Another visitor was Rick Gold, who worked for the United States Agency for International Development in Mali during the 1990s. Following Haidara’s work, he visited the region and later began conveying the inhabitants’ story to American Jewish audiences. “They feel that because others see them as descendants of Jews and call them Jews, it is important for them to learn more about their Jewish ancestry,” Gold said.
Both travelers noted they did not encounter any discrimination against the Jewish descendants, and according to Berg, in one of the villages a man with Jewish ancestry served as mayor.
Upon discovering their Jewish background, Zakhor and the local Jewish descendants stated their goal as “re-establishment of a Jewish community and identity.” In practice, however, little happened. Haidara, who was the driving force behind the program, moved on to other projects in order to document the diversity of Timbuktu. Jewish activists, including Gold and Berg, brought word of the new community to America and had raised some funds for the cause.
“My impression was that they were looking for Jewish money,” Berg said. The funds sent to Haidara led to a dispute between him and the descendants, who wanted to see American money used for development projects in their villages rather than for funding research programs. “It was a bit sensitive,” Gold said, “because the people in the villages were asking for the money.”
Haidara, in an email to the Forward, declined a request to be interviewed for this article, saying it would not be the right time to draw attention to Jewish descendants in Timbuktu.
Zakhor is now all but defunct, and Jewish American groups, which had little interest in Timbuktu to start with, are no longer actively pursuing the issue.

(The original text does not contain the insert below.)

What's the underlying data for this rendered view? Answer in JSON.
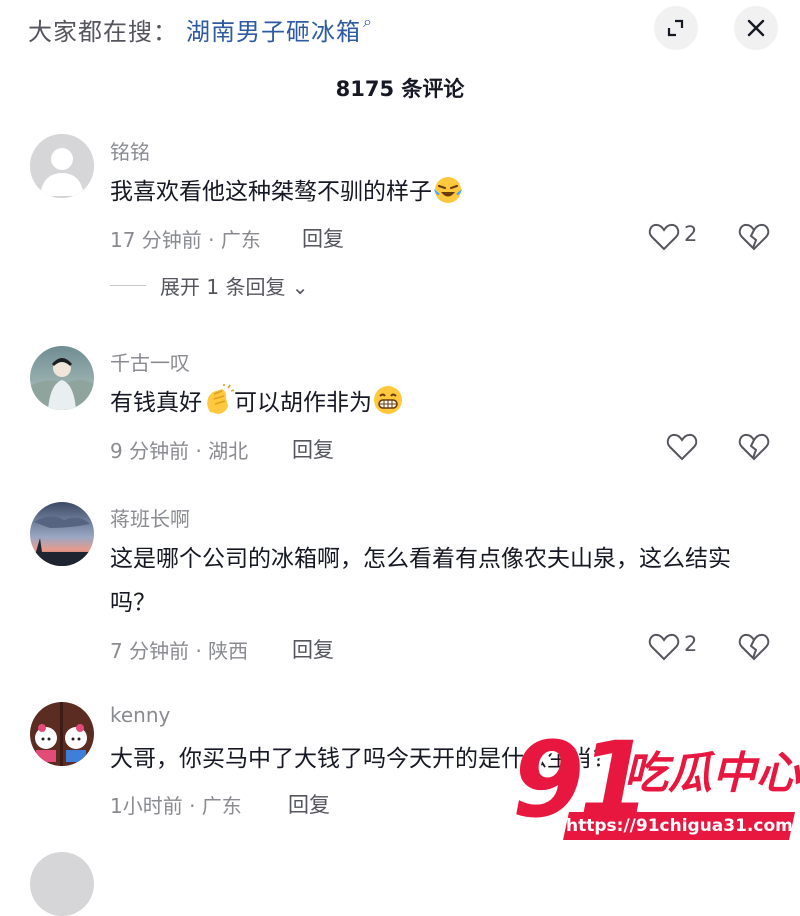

The documents establishing the Jewish connection to Timbuktu are believed to be safe. The fire set to the library by rebels destroyed many Muslim manuscripts, but most were spirited to safety beforehand and hidden by local families devoted to their preservation over many generations. The documents relating to Jewish activity in the region are believed to be safe in the hands of Haidara or in possession of these villagers.

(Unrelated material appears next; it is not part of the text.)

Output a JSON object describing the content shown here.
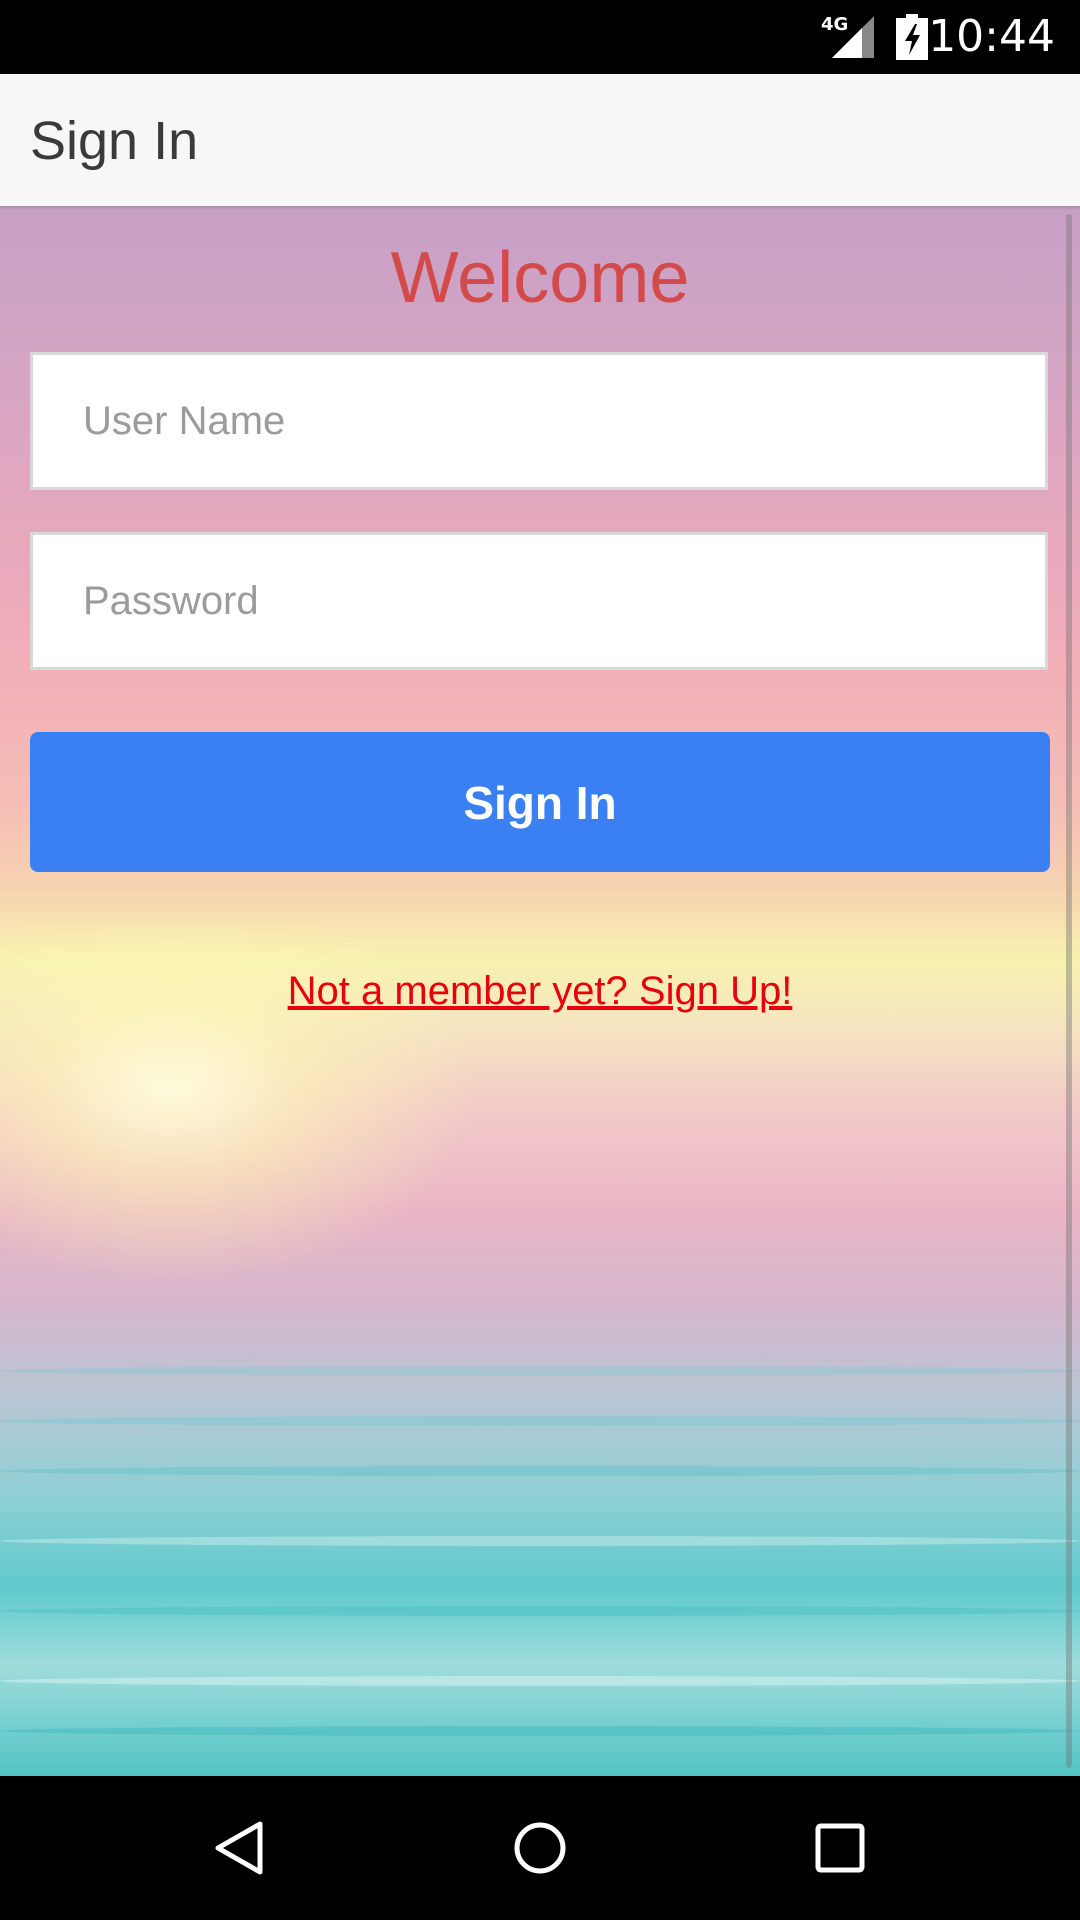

Jewish groups state that they are still open to helping Timbuktu’s Jewish descendants, if such interest exists. “Our goal is not to put a yarmulke on every head,” said Michael Freund, founder and chairman of Shavei Israel, a Jerusalem-based organization reaching out to disconnected Jewish communities. “If the descendants there want more information on Judaism or Israel, we will try to help.”
Austen added a cautionary note. Raising too much attention to the issue could “do everybody a disservice,” he said, because “then their Jewish identity becomes a problem.”